Detalle Publicación

The role of connectivity in conservation planning for species with obligatory interactions: Prospects for future climate scenarios

Autores: Da Silva J.P. (Autor de correspondencia); Hermoso V.; Lopes-Lima M.; Miranda Ferreiro, Rafael; Filipa Filipe A.; Sousa R.
Título de la revista: GLOBAL CHANGE BIOLOGY
ISSN: 1354-1013
Volumen: 30
Número: e17169
Fecha de publicación: 2024
Climate change may lead to range shifts, and barriers to such displacements may result in extirpations from previously suitable habitats. This may be particularly important in freshwater ecosystems that are highly fragmented by anthropogenic obstacles, such as dams and other smaller in- stream barriers. Conservation planning in freshwaters should consider the dynamic effects of climate change and the ability of species to cope with it. In this study, we developed a framework for incorporating climate-driven dispersal barriers into conservation planning taking into account the medium and long- term impacts of climate change and species with obligatory interactions. Given that freshwater mussels (Bivalvia: Unionida) are a group of highly threatened organ -isms dependent on fish hosts to complete their larval development and dispersal, we used Marxan to prioritize areas for their joint conservation in the Iberian Peninsula as a case study.

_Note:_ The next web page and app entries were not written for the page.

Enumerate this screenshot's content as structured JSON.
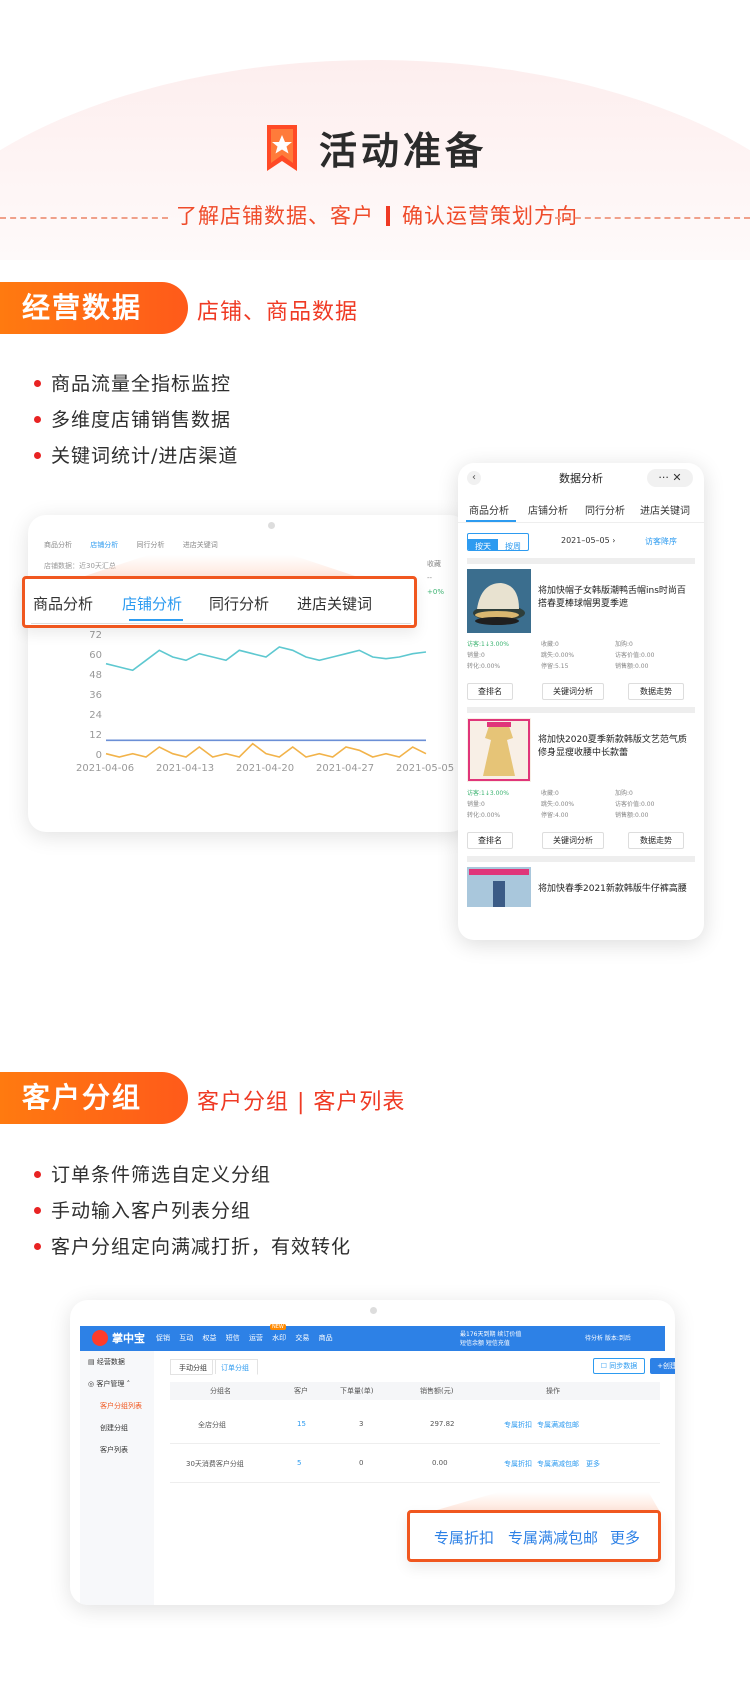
{
  "header": {
    "title": "活动准备",
    "subtitle_left": "了解店铺数据、客户",
    "subtitle_right": "确认运营策划方向"
  },
  "section1": {
    "ribbon": "经营数据",
    "side": "店铺、商品数据",
    "bullets": [
      "商品流量全指标监控",
      "多维度店铺销售数据",
      "关键词统计/进店渠道"
    ],
    "tablet": {
      "small_tabs": [
        "商品分析",
        "店铺分析",
        "同行分析",
        "进店关键词"
      ],
      "note": "店铺数据：近30天汇总",
      "right_label": "收藏",
      "right_value": "--",
      "right_change": "+0%",
      "big_tabs": [
        "商品分析",
        "店铺分析",
        "同行分析",
        "进店关键词"
      ],
      "y_ticks": [
        "72",
        "60",
        "48",
        "36",
        "24",
        "12",
        "0"
      ],
      "x_ticks": [
        "2021-04-06",
        "2021-04-13",
        "2021-04-20",
        "2021-04-27",
        "2021-05-05"
      ]
    },
    "phone": {
      "title": "数据分析",
      "back": "‹",
      "capsule": "··· ✕",
      "tabs": [
        "商品分析",
        "店铺分析",
        "同行分析",
        "进店关键词"
      ],
      "seg_on": "按天",
      "seg_off": "按周",
      "date": "2021–05–05 ›",
      "order": "访客降序",
      "products": [
        {
          "name": "将加快帽子女韩版潮鸭舌帽ins时尚百搭春夏棒球帽男夏季遮",
          "stats": [
            [
              "访客:1↓3.00%",
              "收藏:0",
              "加购:0"
            ],
            [
              "销量:0",
              "跳失:0.00%",
              "访客价值:0.00"
            ],
            [
              "转化:0.00%",
              "停留:5.15",
              "销售额:0.00"
            ]
          ],
          "buttons": [
            "查排名",
            "关键词分析",
            "数据走势"
          ]
        },
        {
          "name": "将加快2020夏季新款韩版文艺范气质修身显瘦收腰中长款蕾",
          "stats": [
            [
              "访客:1↓3.00%",
              "收藏:0",
              "加购:0"
            ],
            [
              "销量:0",
              "跳失:0.00%",
              "访客价值:0.00"
            ],
            [
              "转化:0.00%",
              "停留:4.00",
              "销售额:0.00"
            ]
          ],
          "buttons": [
            "查排名",
            "关键词分析",
            "数据走势"
          ]
        },
        {
          "name": "将加快春季2021新款韩版牛仔裤高腰"
        }
      ]
    },
    "chart_data": {
      "type": "line",
      "x": [
        "2021-04-06",
        "2021-04-13",
        "2021-04-20",
        "2021-04-27",
        "2021-05-05"
      ],
      "ylim": [
        0,
        72
      ],
      "y_ticks": [
        0,
        12,
        24,
        36,
        48,
        60,
        72
      ],
      "series": [
        {
          "color": "#5ec8d0",
          "values": [
            56,
            54,
            52,
            58,
            64,
            60,
            58,
            62,
            60,
            58,
            64,
            62,
            60,
            66,
            64,
            60,
            58,
            60,
            62,
            64,
            60,
            59,
            60,
            62,
            63
          ]
        },
        {
          "color": "#6b8fd6",
          "values": [
            10,
            10,
            10,
            10,
            10,
            10,
            10,
            10,
            10,
            10,
            10,
            10,
            10,
            10,
            10,
            10,
            10,
            10,
            10,
            10,
            10,
            10,
            10,
            10,
            10
          ]
        },
        {
          "color": "#f2b34a",
          "values": [
            2,
            0,
            2,
            0,
            6,
            2,
            0,
            6,
            0,
            2,
            0,
            8,
            2,
            0,
            6,
            0,
            2,
            0,
            6,
            4,
            0,
            2,
            0,
            6,
            2
          ]
        }
      ]
    }
  },
  "section2": {
    "ribbon": "客户分组",
    "side": "客户分组 | 客户列表",
    "bullets": [
      "订单条件筛选自定义分组",
      "手动输入客户列表分组",
      "客户分组定向满减打折，有效转化"
    ],
    "laptop": {
      "logo": "掌中宝",
      "nav": [
        "促销",
        "互动",
        "权益",
        "短信",
        "运营",
        "水印",
        "交易",
        "商品"
      ],
      "new_badge": "NEW",
      "top_right_1": "最176天到期 续订价值",
      "top_right_2": "短信余额 短信充值",
      "top_right_3": "待分析 版本:到后",
      "sidebar": [
        "经营数据",
        "客户管理",
        "客户分组列表",
        "创建分组",
        "客户列表"
      ],
      "tabs": [
        "手动分组",
        "订单分组"
      ],
      "btn_sync": "☐ 同步数据",
      "btn_add": "+创建分组",
      "headers": [
        "分组名",
        "客户",
        "下单量(单)",
        "销售额(元)",
        "操作"
      ],
      "rows": [
        {
          "name": "全店分组",
          "customers": "15",
          "orders": "3",
          "sales": "297.82",
          "ops": [
            "专属折扣",
            "专属满减包邮"
          ]
        },
        {
          "name": "30天消费客户分组",
          "customers": "5",
          "orders": "0",
          "sales": "0.00",
          "ops": [
            "专属折扣",
            "专属满减包邮",
            "更多"
          ]
        }
      ]
    },
    "ops_big": [
      "专属折扣",
      "专属满减包邮",
      "更多"
    ]
  }
}
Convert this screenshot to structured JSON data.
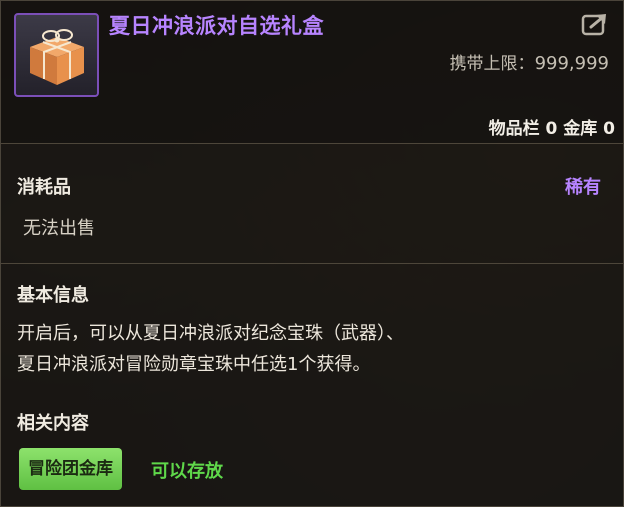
{
  "item": {
    "name": "夏日冲浪派对自选礼盒",
    "carry_limit_label": "携带上限：",
    "carry_limit_value": "999,999",
    "storage": "物品栏 0 金库 0",
    "rarity_color": "#b784ff",
    "icon": "gift-box-icon"
  },
  "type_section": {
    "category": "消耗品",
    "rarity": "稀有",
    "sell_status": "无法出售"
  },
  "info_section": {
    "label": "基本信息",
    "description_line1": "开启后，可以从夏日冲浪派对纪念宝珠（武器）、",
    "description_line2": "夏日冲浪派对冒险勋章宝珠中任选1个获得。"
  },
  "related_section": {
    "label": "相关内容",
    "tag": "冒险团金库",
    "tag_color": "#6fd04f",
    "note": "可以存放"
  },
  "share": {
    "icon": "share-icon"
  }
}
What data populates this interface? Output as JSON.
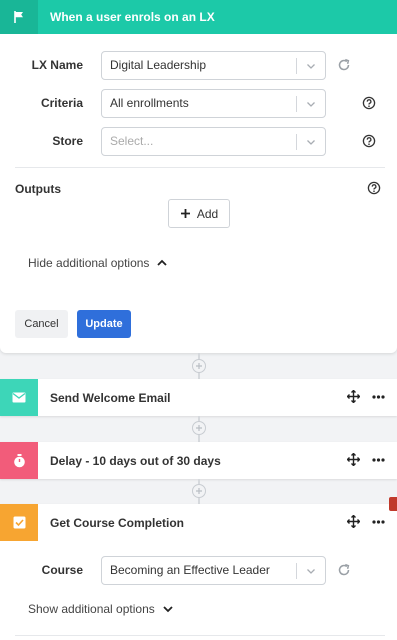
{
  "trigger": {
    "title": "When a user enrols on an LX",
    "header_color": "#1cc9a8",
    "icon": "flag-icon",
    "fields": {
      "lx_name": {
        "label": "LX Name",
        "value": "Digital Leadership"
      },
      "criteria": {
        "label": "Criteria",
        "value": "All enrollments"
      },
      "store": {
        "label": "Store",
        "placeholder": "Select..."
      }
    },
    "outputs_label": "Outputs",
    "add_label": "Add",
    "hide_options_label": "Hide additional options",
    "cancel_label": "Cancel",
    "update_label": "Update",
    "primary_color": "#2f6fdb"
  },
  "steps": [
    {
      "title": "Send Welcome Email",
      "icon": "envelope-icon",
      "color": "#3dd6b8"
    },
    {
      "title": "Delay - 10 days out of 30 days",
      "icon": "stopwatch-icon",
      "color": "#f25c7a"
    },
    {
      "title": "Get Course Completion",
      "icon": "checkbox-icon",
      "color": "#f7a531"
    }
  ],
  "course_step": {
    "course_label": "Course",
    "course_value": "Becoming an Effective Leader",
    "show_options_label": "Show additional options"
  }
}
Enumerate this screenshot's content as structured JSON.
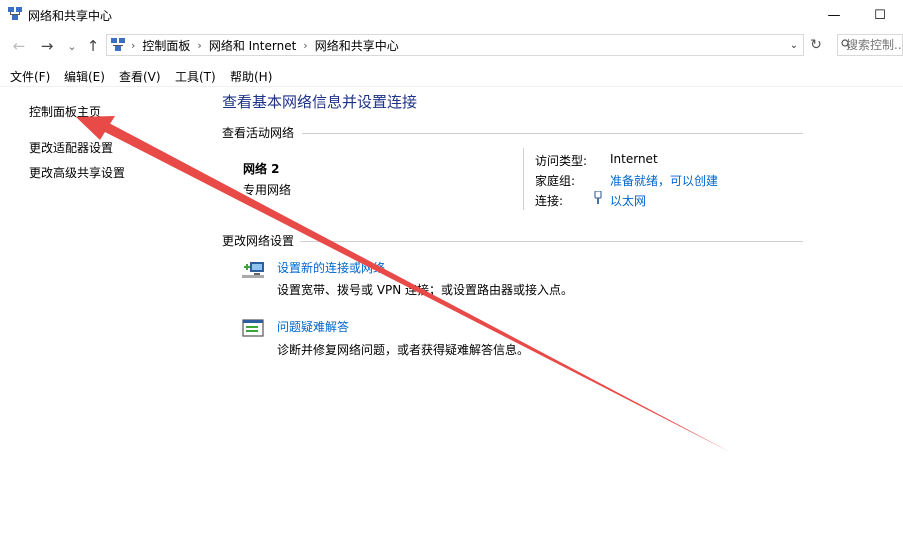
{
  "window": {
    "title": "网络和共享中心",
    "minimize_glyph": "—",
    "maximize_glyph": "☐"
  },
  "nav": {
    "back_glyph": "←",
    "forward_glyph": "→",
    "recent_glyph": "⌄",
    "up_glyph": "↑",
    "breadcrumb": [
      "控制面板",
      "网络和 Internet",
      "网络和共享中心"
    ],
    "breadcrumb_sep": "›",
    "dropdown_glyph": "⌄",
    "refresh_glyph": "↻",
    "search_placeholder": "搜索控制..."
  },
  "menu": [
    "文件(F)",
    "编辑(E)",
    "查看(V)",
    "工具(T)",
    "帮助(H)"
  ],
  "sidebar": {
    "items": [
      "控制面板主页",
      "更改适配器设置",
      "更改高级共享设置"
    ]
  },
  "main": {
    "title": "查看基本网络信息并设置连接",
    "active_networks_header": "查看活动网络",
    "network": {
      "name": "网络 2",
      "category": "专用网络",
      "access_type_label": "访问类型:",
      "access_type_value": "Internet",
      "homegroup_label": "家庭组:",
      "homegroup_value": "准备就绪，可以创建",
      "connections_label": "连接:",
      "connections_value": "以太网"
    },
    "change_settings_header": "更改网络设置",
    "tasks": [
      {
        "link": "设置新的连接或网络",
        "desc": "设置宽带、拨号或 VPN 连接；或设置路由器或接入点。",
        "icon": "new-connection-icon"
      },
      {
        "link": "问题疑难解答",
        "desc": "诊断并修复网络问题，或者获得疑难解答信息。",
        "icon": "troubleshoot-icon"
      }
    ]
  },
  "colors": {
    "link": "#0066cc",
    "title": "#1e3287",
    "annotation_arrow": "#e84a48"
  }
}
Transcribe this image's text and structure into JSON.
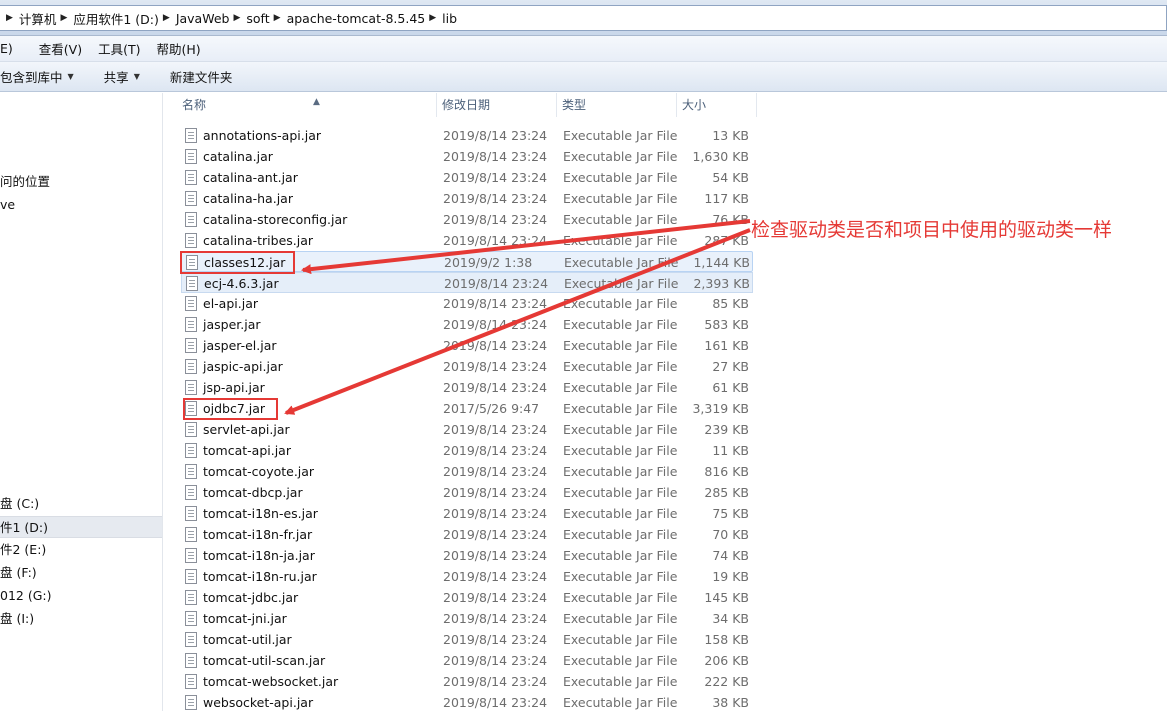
{
  "address": {
    "crumbs": [
      "计算机",
      "应用软件1 (D:)",
      "JavaWeb",
      "soft",
      "apache-tomcat-8.5.45",
      "lib"
    ]
  },
  "menu": [
    "E)",
    "查看(V)",
    "工具(T)",
    "帮助(H)"
  ],
  "toolbar": {
    "include_label": "包含到库中",
    "share_label": "共享",
    "newfolder_label": "新建文件夹"
  },
  "nav": {
    "recent": "问的位置",
    "onedrive": "ve",
    "drives": [
      "盘 (C:)",
      "件1 (D:)",
      "件2 (E:)",
      "盘 (F:)",
      "012 (G:)",
      "盘 (I:)"
    ]
  },
  "columns": {
    "name": "名称",
    "date": "修改日期",
    "type": "类型",
    "size": "大小"
  },
  "files": [
    {
      "name": "annotations-api.jar",
      "date": "2019/8/14 23:24",
      "type": "Executable Jar File",
      "size": "13 KB"
    },
    {
      "name": "catalina.jar",
      "date": "2019/8/14 23:24",
      "type": "Executable Jar File",
      "size": "1,630 KB"
    },
    {
      "name": "catalina-ant.jar",
      "date": "2019/8/14 23:24",
      "type": "Executable Jar File",
      "size": "54 KB"
    },
    {
      "name": "catalina-ha.jar",
      "date": "2019/8/14 23:24",
      "type": "Executable Jar File",
      "size": "117 KB"
    },
    {
      "name": "catalina-storeconfig.jar",
      "date": "2019/8/14 23:24",
      "type": "Executable Jar File",
      "size": "76 KB"
    },
    {
      "name": "catalina-tribes.jar",
      "date": "2019/8/14 23:24",
      "type": "Executable Jar File",
      "size": "287 KB"
    },
    {
      "name": "classes12.jar",
      "date": "2019/9/2 1:38",
      "type": "Executable Jar File",
      "size": "1,144 KB"
    },
    {
      "name": "ecj-4.6.3.jar",
      "date": "2019/8/14 23:24",
      "type": "Executable Jar File",
      "size": "2,393 KB"
    },
    {
      "name": "el-api.jar",
      "date": "2019/8/14 23:24",
      "type": "Executable Jar File",
      "size": "85 KB"
    },
    {
      "name": "jasper.jar",
      "date": "2019/8/14 23:24",
      "type": "Executable Jar File",
      "size": "583 KB"
    },
    {
      "name": "jasper-el.jar",
      "date": "2019/8/14 23:24",
      "type": "Executable Jar File",
      "size": "161 KB"
    },
    {
      "name": "jaspic-api.jar",
      "date": "2019/8/14 23:24",
      "type": "Executable Jar File",
      "size": "27 KB"
    },
    {
      "name": "jsp-api.jar",
      "date": "2019/8/14 23:24",
      "type": "Executable Jar File",
      "size": "61 KB"
    },
    {
      "name": "ojdbc7.jar",
      "date": "2017/5/26 9:47",
      "type": "Executable Jar File",
      "size": "3,319 KB"
    },
    {
      "name": "servlet-api.jar",
      "date": "2019/8/14 23:24",
      "type": "Executable Jar File",
      "size": "239 KB"
    },
    {
      "name": "tomcat-api.jar",
      "date": "2019/8/14 23:24",
      "type": "Executable Jar File",
      "size": "11 KB"
    },
    {
      "name": "tomcat-coyote.jar",
      "date": "2019/8/14 23:24",
      "type": "Executable Jar File",
      "size": "816 KB"
    },
    {
      "name": "tomcat-dbcp.jar",
      "date": "2019/8/14 23:24",
      "type": "Executable Jar File",
      "size": "285 KB"
    },
    {
      "name": "tomcat-i18n-es.jar",
      "date": "2019/8/14 23:24",
      "type": "Executable Jar File",
      "size": "75 KB"
    },
    {
      "name": "tomcat-i18n-fr.jar",
      "date": "2019/8/14 23:24",
      "type": "Executable Jar File",
      "size": "70 KB"
    },
    {
      "name": "tomcat-i18n-ja.jar",
      "date": "2019/8/14 23:24",
      "type": "Executable Jar File",
      "size": "74 KB"
    },
    {
      "name": "tomcat-i18n-ru.jar",
      "date": "2019/8/14 23:24",
      "type": "Executable Jar File",
      "size": "19 KB"
    },
    {
      "name": "tomcat-jdbc.jar",
      "date": "2019/8/14 23:24",
      "type": "Executable Jar File",
      "size": "145 KB"
    },
    {
      "name": "tomcat-jni.jar",
      "date": "2019/8/14 23:24",
      "type": "Executable Jar File",
      "size": "34 KB"
    },
    {
      "name": "tomcat-util.jar",
      "date": "2019/8/14 23:24",
      "type": "Executable Jar File",
      "size": "158 KB"
    },
    {
      "name": "tomcat-util-scan.jar",
      "date": "2019/8/14 23:24",
      "type": "Executable Jar File",
      "size": "206 KB"
    },
    {
      "name": "tomcat-websocket.jar",
      "date": "2019/8/14 23:24",
      "type": "Executable Jar File",
      "size": "222 KB"
    },
    {
      "name": "websocket-api.jar",
      "date": "2019/8/14 23:24",
      "type": "Executable Jar File",
      "size": "38 KB"
    }
  ],
  "annotation": {
    "text": "检查驱动类是否和项目中使用的驱动类一样",
    "color": "#e53935"
  }
}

We tested two connectivity scenarios between current and future habi -tats, (i) unlimited dispersal capacity and (ii) dispersal constrained by artificial barriers,and also identified priority translocation areas for species that were unable to dis -perse. Accounting for the effects of climate change on species distributions allowed the identification of long- term conservation areas, but disregarding artificial barriers to dispersal may lead to unrealistic solutions. Integrating the location of barriers al -lowed the identification of priority areas that are more likely to be colonized in the fu-ture following climatic shifts, although this resulted in an additional loss of six to eight features (~5%¿7%) compared to solutions without dispersal constraints. Between 173 and 357 artificial barriers (~1.6%¿3.3%) will potentially block species dispersal to irre -placeable planning units. Where removal of artificial barriers is unfeasible, conserva-tion translocations may additionally cover up to eight additional features that do not meet conservation targets due to dispersal constraints. This study highlights the chal -lenge of identifying protected areas to safeguard biodiversity under climate change.